━━━━━ PROVIDED RECORDS

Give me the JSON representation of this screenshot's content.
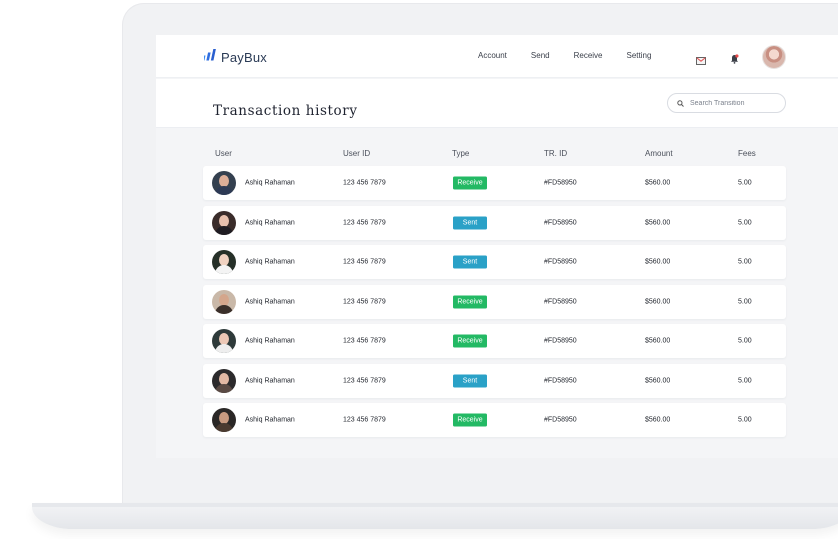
{
  "brand": {
    "name": "PayBux",
    "accent": "#2f6ee0"
  },
  "nav": {
    "items": [
      {
        "label": "Account"
      },
      {
        "label": "Send"
      },
      {
        "label": "Receive"
      },
      {
        "label": "Setting"
      }
    ]
  },
  "header_icons": [
    "mail-icon",
    "bell-icon",
    "user-avatar"
  ],
  "page": {
    "title": "Transaction history",
    "search_placeholder": "Search Transition"
  },
  "table": {
    "columns": [
      "User",
      "User ID",
      "Type",
      "TR. ID",
      "Amount",
      "Fees"
    ],
    "rows": [
      {
        "user": "Ashiq Rahaman",
        "user_id": "123 456 7879",
        "type": "Receive",
        "tr_id": "#FD58950",
        "amount": "$560.00",
        "fees": "5.00"
      },
      {
        "user": "Ashiq Rahaman",
        "user_id": "123 456 7879",
        "type": "Sent",
        "tr_id": "#FD58950",
        "amount": "$560.00",
        "fees": "5.00"
      },
      {
        "user": "Ashiq Rahaman",
        "user_id": "123 456 7879",
        "type": "Sent",
        "tr_id": "#FD58950",
        "amount": "$560.00",
        "fees": "5.00"
      },
      {
        "user": "Ashiq Rahaman",
        "user_id": "123 456 7879",
        "type": "Receive",
        "tr_id": "#FD58950",
        "amount": "$560.00",
        "fees": "5.00"
      },
      {
        "user": "Ashiq Rahaman",
        "user_id": "123 456 7879",
        "type": "Receive",
        "tr_id": "#FD58950",
        "amount": "$560.00",
        "fees": "5.00"
      },
      {
        "user": "Ashiq Rahaman",
        "user_id": "123 456 7879",
        "type": "Sent",
        "tr_id": "#FD58950",
        "amount": "$560.00",
        "fees": "5.00"
      },
      {
        "user": "Ashiq Rahaman",
        "user_id": "123 456 7879",
        "type": "Receive",
        "tr_id": "#FD58950",
        "amount": "$560.00",
        "fees": "5.00"
      }
    ]
  },
  "colors": {
    "receive": "#23b964",
    "sent": "#2aa1c7"
  }
}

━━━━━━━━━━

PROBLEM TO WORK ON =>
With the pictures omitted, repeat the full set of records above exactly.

REPLY =>
Give me the JSON representation of this screenshot's content.
{
  "brand": {
    "name": "PayBux",
    "accent": "#2f6ee0"
  },
  "nav": {
    "items": [
      {
        "label": "Account"
      },
      {
        "label": "Send"
      },
      {
        "label": "Receive"
      },
      {
        "label": "Setting"
      }
    ]
  },
  "header_icons": [
    "mail-icon",
    "bell-icon",
    "user-avatar"
  ],
  "page": {
    "title": "Transaction history",
    "search_placeholder": "Search Transition"
  },
  "table": {
    "columns": [
      "User",
      "User ID",
      "Type",
      "TR. ID",
      "Amount",
      "Fees"
    ],
    "rows": [
      {
        "user": "Ashiq Rahaman",
        "user_id": "123 456 7879",
        "type": "Receive",
        "tr_id": "#FD58950",
        "amount": "$560.00",
        "fees": "5.00"
      },
      {
        "user": "Ashiq Rahaman",
        "user_id": "123 456 7879",
        "type": "Sent",
        "tr_id": "#FD58950",
        "amount": "$560.00",
        "fees": "5.00"
      },
      {
        "user": "Ashiq Rahaman",
        "user_id": "123 456 7879",
        "type": "Sent",
        "tr_id": "#FD58950",
        "amount": "$560.00",
        "fees": "5.00"
      },
      {
        "user": "Ashiq Rahaman",
        "user_id": "123 456 7879",
        "type": "Receive",
        "tr_id": "#FD58950",
        "amount": "$560.00",
        "fees": "5.00"
      },
      {
        "user": "Ashiq Rahaman",
        "user_id": "123 456 7879",
        "type": "Receive",
        "tr_id": "#FD58950",
        "amount": "$560.00",
        "fees": "5.00"
      },
      {
        "user": "Ashiq Rahaman",
        "user_id": "123 456 7879",
        "type": "Sent",
        "tr_id": "#FD58950",
        "amount": "$560.00",
        "fees": "5.00"
      },
      {
        "user": "Ashiq Rahaman",
        "user_id": "123 456 7879",
        "type": "Receive",
        "tr_id": "#FD58950",
        "amount": "$560.00",
        "fees": "5.00"
      }
    ]
  },
  "colors": {
    "receive": "#23b964",
    "sent": "#2aa1c7"
  }
}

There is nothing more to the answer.